For example, if a house is built up against or very close to the neighbouring property, it may be necessary for the owners to enter the neighbouring land to repair, maintain and develop their own property.
The ability for the courts to make these orders is very valuable to land owners as it offers an alternate pathway should their neighbours deny them access to maintain their own property.
How do I obtain easement and access orders?
Where the neighbours are not able to strike up a mutual agreement, the courts may impose an access order under the Access to Neighbouring Land Act 2000 (NSW) or an easement under section 88K of the Conveyancing Act 1919 (NSW).
In 2000, the Access to Neighbouring Land Act (“the Act”) was introduced in New South Wales to resolve disputes between neighbours where negotiations to access neighbouring land have failed.
Neighbouring land access orders and utility service access orders
Under the Access to Neighbouring Land Act 2000, in cases where agreement between parties is not possible, the Local Court can impose a either:
- a Neighbouring Land Access Order; or
- a Utility Service Access Order
A neighbouring land access order allows one party to access to the neighbouring land for carrying out work on their own land. These orders are most common where only temporary access is required.
A utility service order permits a person who uses a utility service (such as water, gas or electricity) that runs through the neighbouring land to enter that land to carry out work on the utility service. For instance, this may be repairing or maintaining plumbing, drainage or electrical work.
When granting an access order, the Local Court must be satisfied that:
- access to the adjoining land is genuinely needed to carry out work on your own land;
- access to the adjoining land is required to carry out work on or about a utility service located on the joining land;
- that the party seeking access has made a “reasonable effort” to reach agreement with every person whose consent is needed to access the property and do the work;
- whether the access would cause unreasonable hardship to a person affected by the order; or
- without access to the neighbouring land the work sought would be more difficult or expensive for the applicant to carry out the work.
The person seeking access must also give at least 21 days’ notice to the owner of the neighbouring land and any other person entitled to use the utility service affected by the order.
The jurisdiction of the Supreme Court in the granting of easements under the Conveyancing Act.
Alternatively, individuals may apply for an easement under section 88K(1) of the Conveyancing Act 1919.
An easement is the right to use the property of another for a specific purpose such as water, electricity or drainage.
In accordance with section 88K of the Act, the courts can impose an easement over the land if they are satisfied that:

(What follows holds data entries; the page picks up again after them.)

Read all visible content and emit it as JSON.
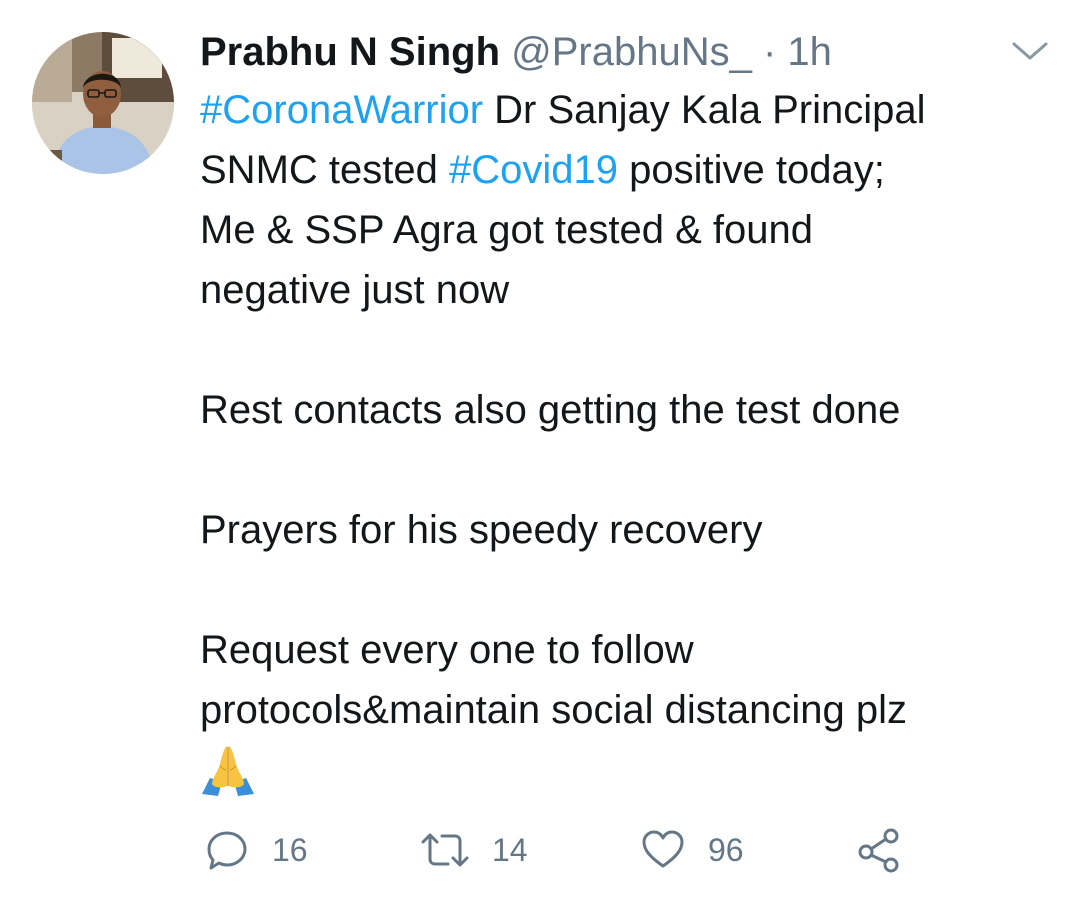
{
  "tweet": {
    "display_name": "Prabhu N Singh",
    "handle": "@PrabhuNs_",
    "separator": " · ",
    "time": "1h",
    "lines": {
      "l1_hashtag": "#CoronaWarrior",
      "l1_text": " Dr Sanjay Kala Principal",
      "l2_text_a": "SNMC tested ",
      "l2_hashtag": "#Covid19",
      "l2_text_b": " positive today;",
      "l3_text": "Me & SSP Agra got tested & found",
      "l4_text": "negative just now",
      "l5_text": "Rest contacts also getting the test done",
      "l6_text": "Prayers for his speedy recovery",
      "l7_text": "Request every one to follow",
      "l8_text": "protocols&maintain social distancing plz"
    },
    "emoji": "folded-hands-emoji"
  },
  "actions": {
    "replies": "16",
    "retweets": "14",
    "likes": "96"
  },
  "colors": {
    "text": "#14171a",
    "secondary": "#657786",
    "hashtag": "#1da1f2"
  },
  "icons": {
    "reply": "reply-icon",
    "retweet": "retweet-icon",
    "like": "heart-icon",
    "share": "share-icon",
    "menu": "chevron-down-icon"
  }
}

- the easement over the land is “reasonably necessary” for the effective use or development of other land that will benefit from the easement;
- the use of the land will not interfere with public interest;
- the owner of the land will not be “burdened” by the easement; and
- all reasonable attempts have been made by the person seeking access for the order to obtain the easement.
Who can apply for an access orders?
The following persons may apply for an Access Order:
- a landowner who requires access to neighbouring land in order to carry out work on their own land;
- a person who is not the owner of the land on which the work is to be carried out, IF the landowner’s consent is obtained. This might include a builder, a developer or other landowner’s consultants; and
- a person who requires access to neighbouring land to carry out work on a utility service which the person is entitled to use, and which is positioned on land that he does not own.
If you require assistance accessing neighbouring land or negotiating with a neighbour about access, please feel free to contact George Vlahakis or Dan Willcockson.